Father left, bigger than life, one morning. He came home in a box. Mother had the coffin set up in the parlor. The coffin was open of course. Great candles illuminated the coffin. Father reclined inside, his hands crossed over his black frock coat, his face unrecognizable. Mother ordered us to sit by that coffin all night as mourners came and went. Everyone was weeping except Mother or us. Mother said we not suppose to weep. We all had new funeral clothes on which did not fit being store bought. Mother wore store bought widow’s weeds of impressive blackness with a great black veil. She sat as if on a throne the same way she sat in that damn private pew at her fire and brimstone kirk. That was when I first felt the grief and mourning she would use on us kids as if a weapon.
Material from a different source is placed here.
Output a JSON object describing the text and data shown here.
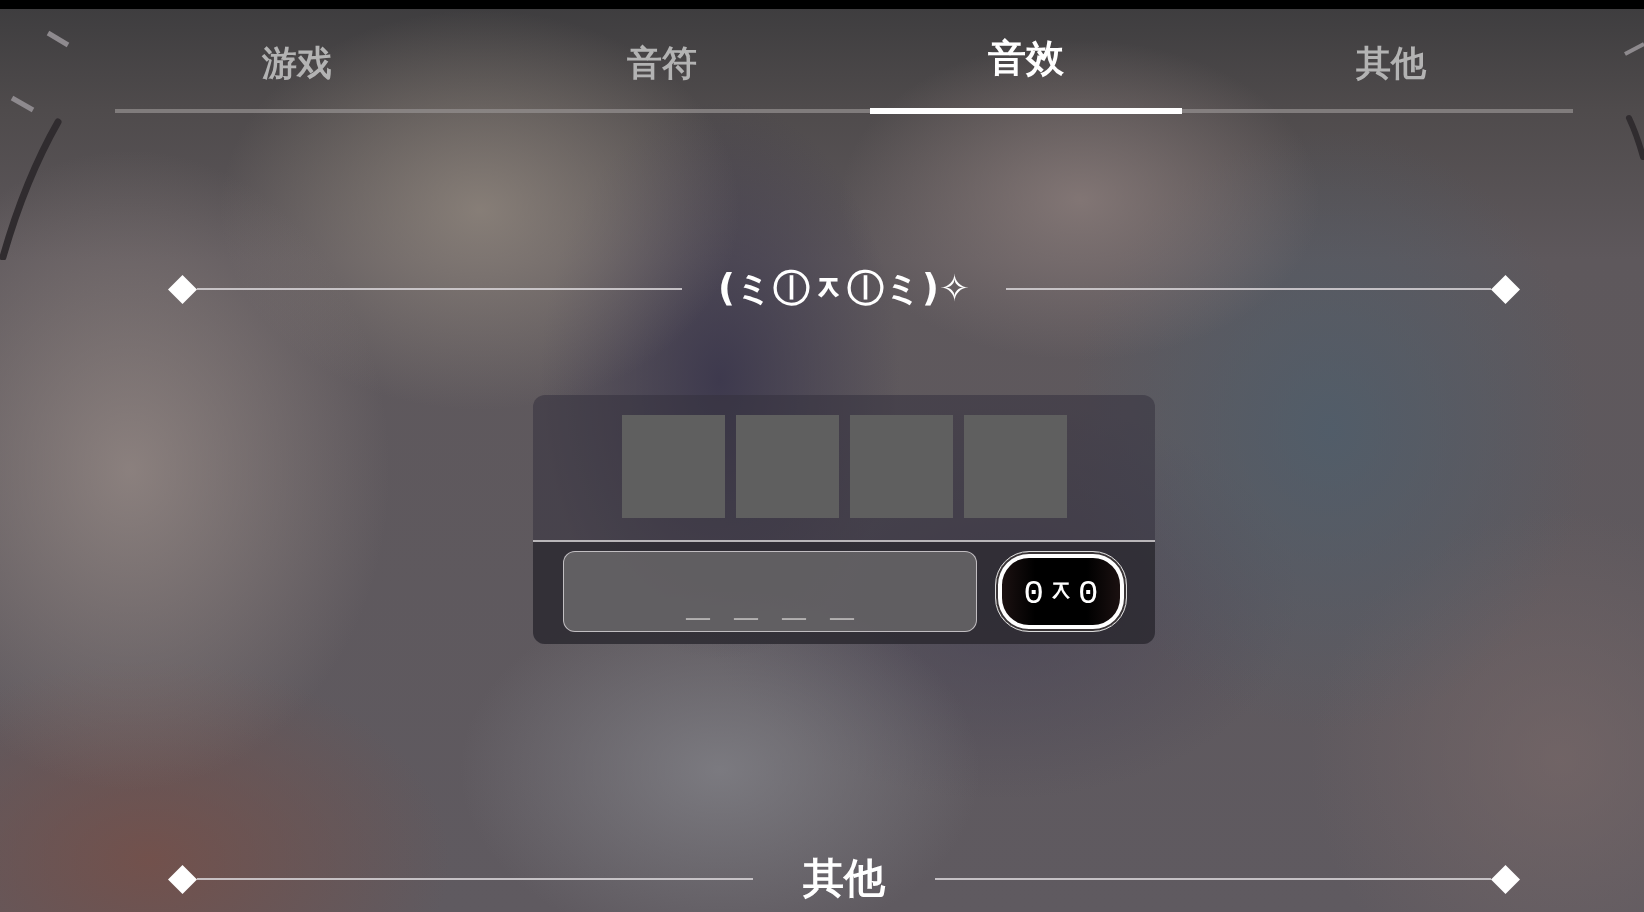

I will always remember the funeral. It rained nonstop. The water poured into the grave as the grave diggers eased Father’s coffin down into the mud. The kirk’s minister gave this dreadful speech on hellfire and damnation because Father refused to quit his Quaker Meeting Hall. Mother had the final word however. She refused to let Father’s fellow Quakers bury him. She had Father buried in the kirk churchyard. So none of Fathers’s Quakers were allowed to attend. Hired funeral attendants attended in their grand funeral costumes and great sashes of funeral black and wands of mourning. There were weepers too, little children hired to weep beautifully. We all stood in a circle around the grave as water poured down on us and the coffin. Mother ordered us not to weep. I remember there was some dispute whether or not it was proper for Mother to attend the funeral. But as there was no other Hogg to attend for Mother it appeared she was allowed to come. All of Mother’s brothers, my uncles, were in India or other diverse places. Mother had never kept in touch with her kind. She seemed to have cut herself off from her Hogg clan. So no Hogg attended.
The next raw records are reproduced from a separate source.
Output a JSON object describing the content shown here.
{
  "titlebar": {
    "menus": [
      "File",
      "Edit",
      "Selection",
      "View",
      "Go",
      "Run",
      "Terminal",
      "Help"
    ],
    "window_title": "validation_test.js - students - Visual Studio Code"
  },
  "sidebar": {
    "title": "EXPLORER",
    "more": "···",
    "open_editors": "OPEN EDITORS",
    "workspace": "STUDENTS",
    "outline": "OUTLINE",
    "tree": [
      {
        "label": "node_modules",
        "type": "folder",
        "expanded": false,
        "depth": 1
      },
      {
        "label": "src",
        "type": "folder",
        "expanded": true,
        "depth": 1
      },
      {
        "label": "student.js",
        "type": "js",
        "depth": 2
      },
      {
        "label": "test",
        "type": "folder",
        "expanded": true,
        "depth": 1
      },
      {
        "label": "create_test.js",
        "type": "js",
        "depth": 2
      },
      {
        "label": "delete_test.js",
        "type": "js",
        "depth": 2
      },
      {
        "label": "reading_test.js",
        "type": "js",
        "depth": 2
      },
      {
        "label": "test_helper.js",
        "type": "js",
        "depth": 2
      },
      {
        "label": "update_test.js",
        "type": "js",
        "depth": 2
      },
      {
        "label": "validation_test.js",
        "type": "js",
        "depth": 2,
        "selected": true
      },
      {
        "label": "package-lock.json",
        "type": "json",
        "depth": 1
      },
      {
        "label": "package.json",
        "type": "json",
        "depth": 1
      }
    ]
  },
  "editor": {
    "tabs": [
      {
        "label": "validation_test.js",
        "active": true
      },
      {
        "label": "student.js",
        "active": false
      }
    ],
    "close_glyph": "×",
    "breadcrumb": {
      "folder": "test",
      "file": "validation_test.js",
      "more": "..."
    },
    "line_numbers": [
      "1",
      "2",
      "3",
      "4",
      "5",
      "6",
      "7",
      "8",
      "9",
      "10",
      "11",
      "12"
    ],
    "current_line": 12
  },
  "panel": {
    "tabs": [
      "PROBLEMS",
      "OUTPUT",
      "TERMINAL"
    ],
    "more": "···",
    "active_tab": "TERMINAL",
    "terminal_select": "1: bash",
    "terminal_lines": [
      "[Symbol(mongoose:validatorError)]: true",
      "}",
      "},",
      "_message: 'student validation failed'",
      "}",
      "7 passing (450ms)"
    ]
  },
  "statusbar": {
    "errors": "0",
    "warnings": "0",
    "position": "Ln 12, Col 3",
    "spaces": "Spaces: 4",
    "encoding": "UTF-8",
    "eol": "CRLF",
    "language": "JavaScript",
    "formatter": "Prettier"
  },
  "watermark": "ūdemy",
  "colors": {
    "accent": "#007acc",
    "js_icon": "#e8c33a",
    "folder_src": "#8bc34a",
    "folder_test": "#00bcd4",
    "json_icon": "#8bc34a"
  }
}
An odd thing happened. For a moment, just a moment, I thought I saw Father standing there among the mourners attending his own funeral. I swear I saw him. He stood there smiling. Seeing me seeing him he winked one eye that way he always did when we connected, Father and Son, fooling Mother with some nonsense or other. Then he was gone. I guess it was my imagination. I was just so desperate to see Father alive.